* Work task *
A faithful copy of every record is needed here. Images must not appear in it.

Data excerpts:

━━━━━━━━━━━━━━━━━━━━

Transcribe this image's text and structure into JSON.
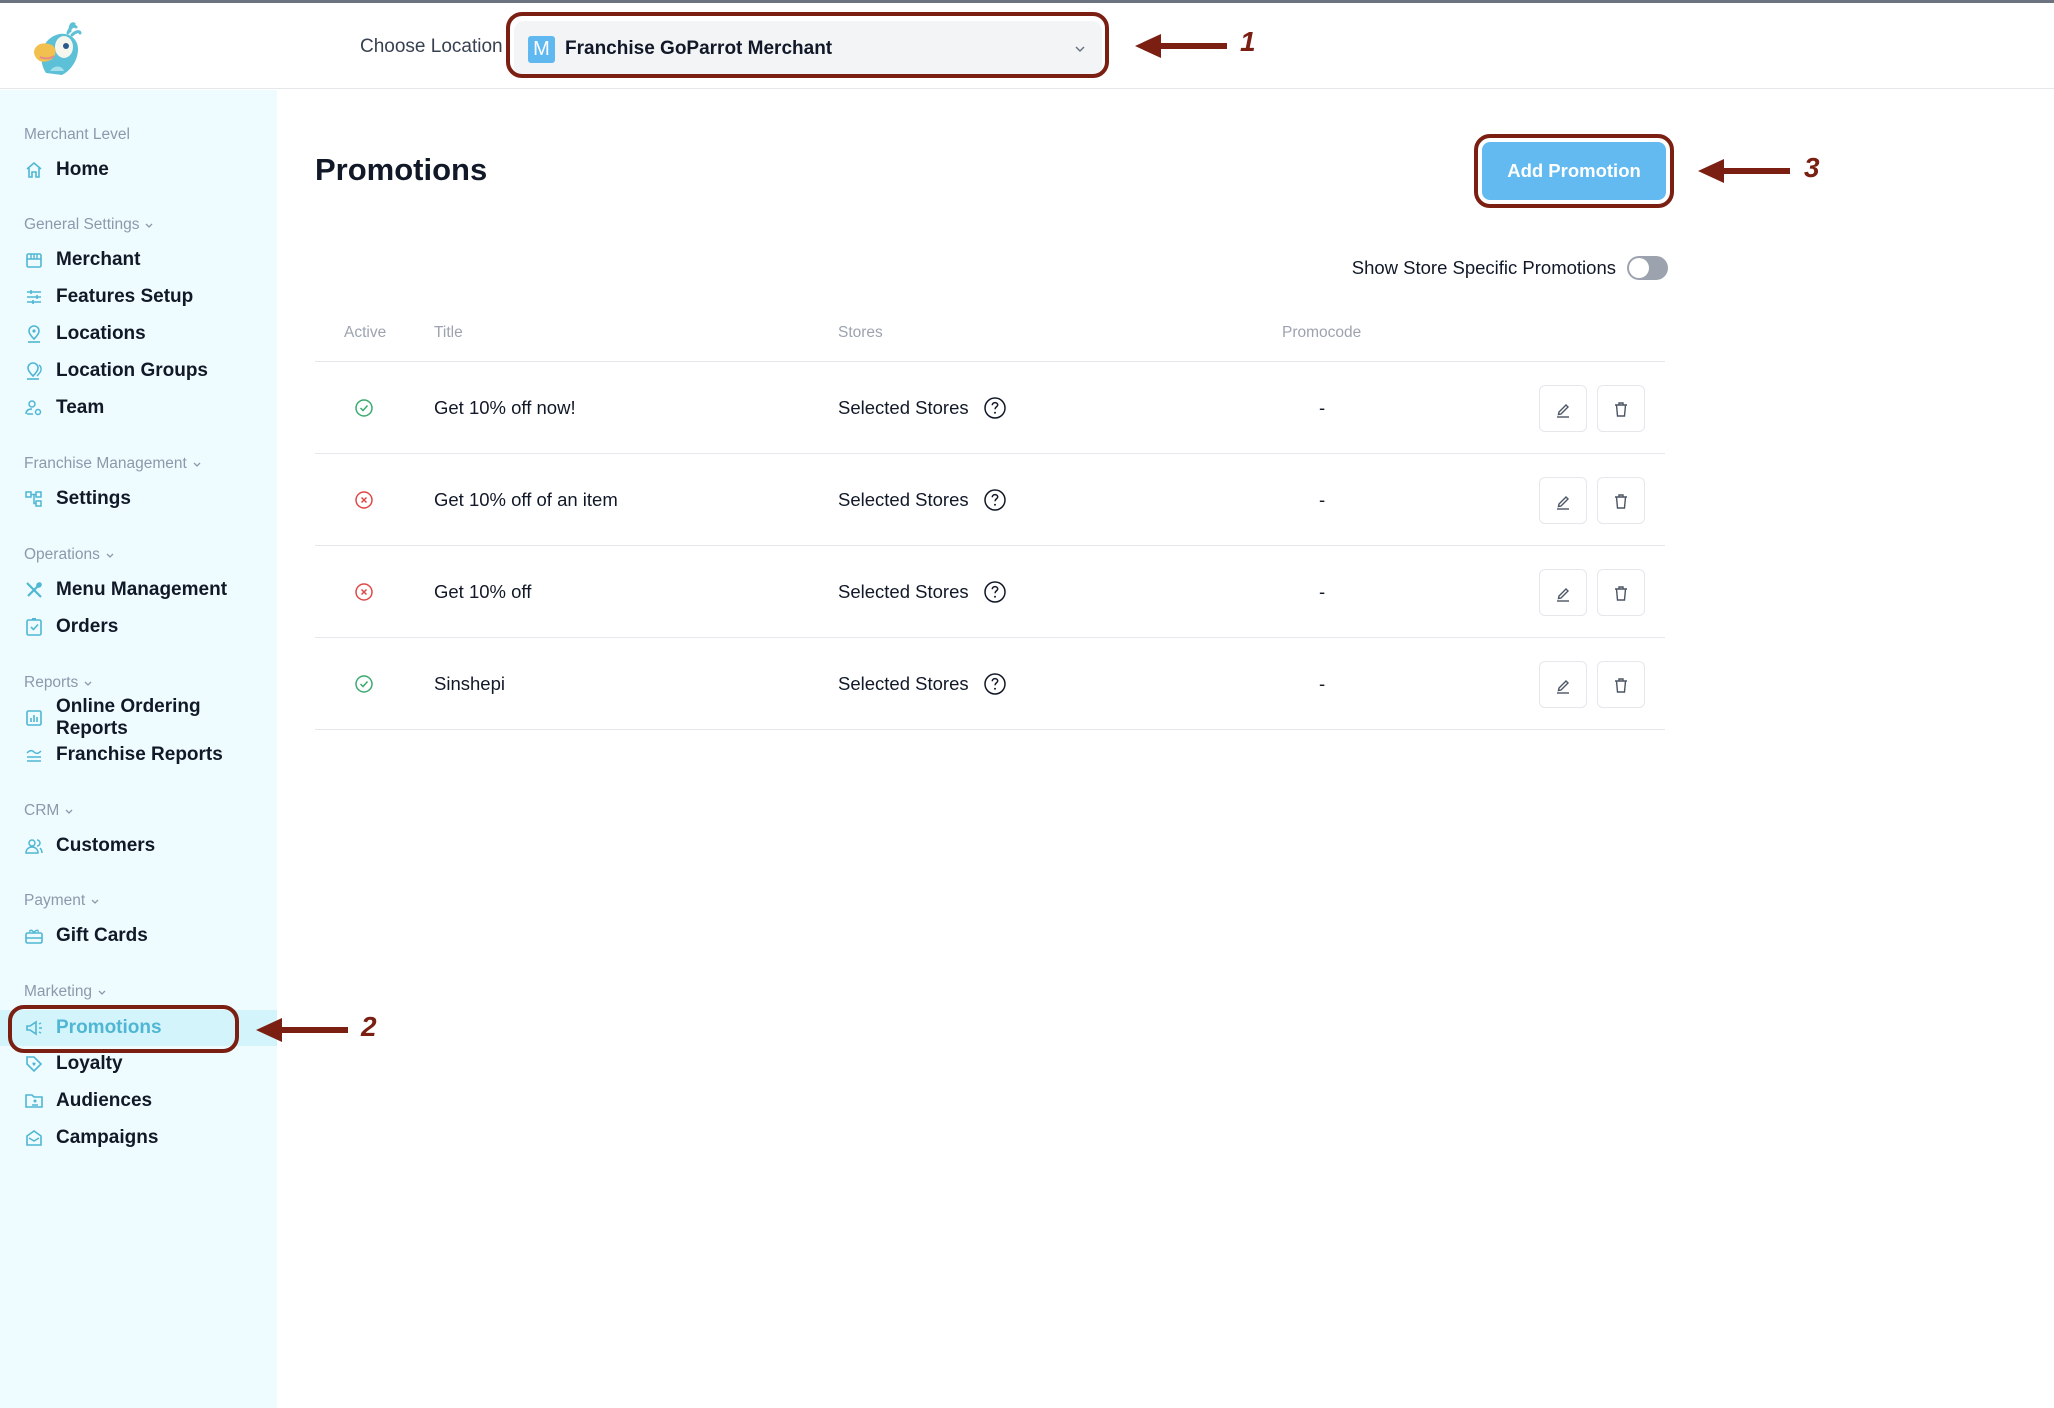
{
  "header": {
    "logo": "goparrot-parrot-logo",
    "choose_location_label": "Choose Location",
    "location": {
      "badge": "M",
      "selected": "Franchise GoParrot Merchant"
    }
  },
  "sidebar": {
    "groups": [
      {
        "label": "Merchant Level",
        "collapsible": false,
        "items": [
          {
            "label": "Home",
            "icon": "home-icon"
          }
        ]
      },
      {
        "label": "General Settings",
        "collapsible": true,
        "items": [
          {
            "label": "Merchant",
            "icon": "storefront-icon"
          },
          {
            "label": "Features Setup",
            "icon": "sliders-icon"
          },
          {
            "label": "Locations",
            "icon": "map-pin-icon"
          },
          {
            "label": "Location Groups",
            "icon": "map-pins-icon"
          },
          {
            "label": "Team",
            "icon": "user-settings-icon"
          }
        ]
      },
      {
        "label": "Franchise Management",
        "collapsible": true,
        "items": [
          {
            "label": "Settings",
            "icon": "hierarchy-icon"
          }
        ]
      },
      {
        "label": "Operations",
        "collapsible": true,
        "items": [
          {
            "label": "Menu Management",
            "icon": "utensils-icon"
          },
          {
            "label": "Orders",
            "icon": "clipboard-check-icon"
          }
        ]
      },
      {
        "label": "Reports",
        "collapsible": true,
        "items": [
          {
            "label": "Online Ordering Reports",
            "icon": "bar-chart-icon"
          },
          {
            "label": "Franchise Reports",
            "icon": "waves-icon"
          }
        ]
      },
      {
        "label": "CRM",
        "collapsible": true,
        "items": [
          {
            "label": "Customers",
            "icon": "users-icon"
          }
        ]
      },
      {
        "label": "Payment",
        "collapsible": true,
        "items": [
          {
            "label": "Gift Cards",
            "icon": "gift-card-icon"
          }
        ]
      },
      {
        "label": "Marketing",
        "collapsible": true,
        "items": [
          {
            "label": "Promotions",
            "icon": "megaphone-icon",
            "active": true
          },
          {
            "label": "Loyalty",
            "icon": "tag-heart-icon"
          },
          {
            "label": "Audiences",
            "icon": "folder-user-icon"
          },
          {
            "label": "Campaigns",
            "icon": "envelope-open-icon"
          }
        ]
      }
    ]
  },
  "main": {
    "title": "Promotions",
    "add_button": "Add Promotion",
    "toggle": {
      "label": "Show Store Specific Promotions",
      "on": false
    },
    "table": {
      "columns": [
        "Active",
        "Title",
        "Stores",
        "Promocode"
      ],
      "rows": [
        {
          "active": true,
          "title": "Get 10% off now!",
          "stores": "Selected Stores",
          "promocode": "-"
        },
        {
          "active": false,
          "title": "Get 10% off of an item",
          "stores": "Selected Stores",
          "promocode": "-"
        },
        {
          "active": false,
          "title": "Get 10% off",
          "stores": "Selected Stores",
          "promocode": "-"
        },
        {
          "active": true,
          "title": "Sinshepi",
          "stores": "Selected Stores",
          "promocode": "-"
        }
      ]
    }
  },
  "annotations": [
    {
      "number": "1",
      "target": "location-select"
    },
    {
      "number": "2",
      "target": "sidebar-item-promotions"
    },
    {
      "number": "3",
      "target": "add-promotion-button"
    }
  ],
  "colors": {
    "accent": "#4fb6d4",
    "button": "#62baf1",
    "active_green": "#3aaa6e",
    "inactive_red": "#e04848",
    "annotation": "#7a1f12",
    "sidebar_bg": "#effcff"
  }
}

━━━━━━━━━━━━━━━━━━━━

* The answer *
Transcribe this image's text and structure into JSON.
{
  "header": {
    "logo": "goparrot-parrot-logo",
    "choose_location_label": "Choose Location",
    "location": {
      "badge": "M",
      "selected": "Franchise GoParrot Merchant"
    }
  },
  "sidebar": {
    "groups": [
      {
        "label": "Merchant Level",
        "collapsible": false,
        "items": [
          {
            "label": "Home",
            "icon": "home-icon"
          }
        ]
      },
      {
        "label": "General Settings",
        "collapsible": true,
        "items": [
          {
            "label": "Merchant",
            "icon": "storefront-icon"
          },
          {
            "label": "Features Setup",
            "icon": "sliders-icon"
          },
          {
            "label": "Locations",
            "icon": "map-pin-icon"
          },
          {
            "label": "Location Groups",
            "icon": "map-pins-icon"
          },
          {
            "label": "Team",
            "icon": "user-settings-icon"
          }
        ]
      },
      {
        "label": "Franchise Management",
        "collapsible": true,
        "items": [
          {
            "label": "Settings",
            "icon": "hierarchy-icon"
          }
        ]
      },
      {
        "label": "Operations",
        "collapsible": true,
        "items": [
          {
            "label": "Menu Management",
            "icon": "utensils-icon"
          },
          {
            "label": "Orders",
            "icon": "clipboard-check-icon"
          }
        ]
      },
      {
        "label": "Reports",
        "collapsible": true,
        "items": [
          {
            "label": "Online Ordering Reports",
            "icon": "bar-chart-icon"
          },
          {
            "label": "Franchise Reports",
            "icon": "waves-icon"
          }
        ]
      },
      {
        "label": "CRM",
        "collapsible": true,
        "items": [
          {
            "label": "Customers",
            "icon": "users-icon"
          }
        ]
      },
      {
        "label": "Payment",
        "collapsible": true,
        "items": [
          {
            "label": "Gift Cards",
            "icon": "gift-card-icon"
          }
        ]
      },
      {
        "label": "Marketing",
        "collapsible": true,
        "items": [
          {
            "label": "Promotions",
            "icon": "megaphone-icon",
            "active": true
          },
          {
            "label": "Loyalty",
            "icon": "tag-heart-icon"
          },
          {
            "label": "Audiences",
            "icon": "folder-user-icon"
          },
          {
            "label": "Campaigns",
            "icon": "envelope-open-icon"
          }
        ]
      }
    ]
  },
  "main": {
    "title": "Promotions",
    "add_button": "Add Promotion",
    "toggle": {
      "label": "Show Store Specific Promotions",
      "on": false
    },
    "table": {
      "columns": [
        "Active",
        "Title",
        "Stores",
        "Promocode"
      ],
      "rows": [
        {
          "active": true,
          "title": "Get 10% off now!",
          "stores": "Selected Stores",
          "promocode": "-"
        },
        {
          "active": false,
          "title": "Get 10% off of an item",
          "stores": "Selected Stores",
          "promocode": "-"
        },
        {
          "active": false,
          "title": "Get 10% off",
          "stores": "Selected Stores",
          "promocode": "-"
        },
        {
          "active": true,
          "title": "Sinshepi",
          "stores": "Selected Stores",
          "promocode": "-"
        }
      ]
    }
  },
  "annotations": [
    {
      "number": "1",
      "target": "location-select"
    },
    {
      "number": "2",
      "target": "sidebar-item-promotions"
    },
    {
      "number": "3",
      "target": "add-promotion-button"
    }
  ],
  "colors": {
    "accent": "#4fb6d4",
    "button": "#62baf1",
    "active_green": "#3aaa6e",
    "inactive_red": "#e04848",
    "annotation": "#7a1f12",
    "sidebar_bg": "#effcff"
  }
}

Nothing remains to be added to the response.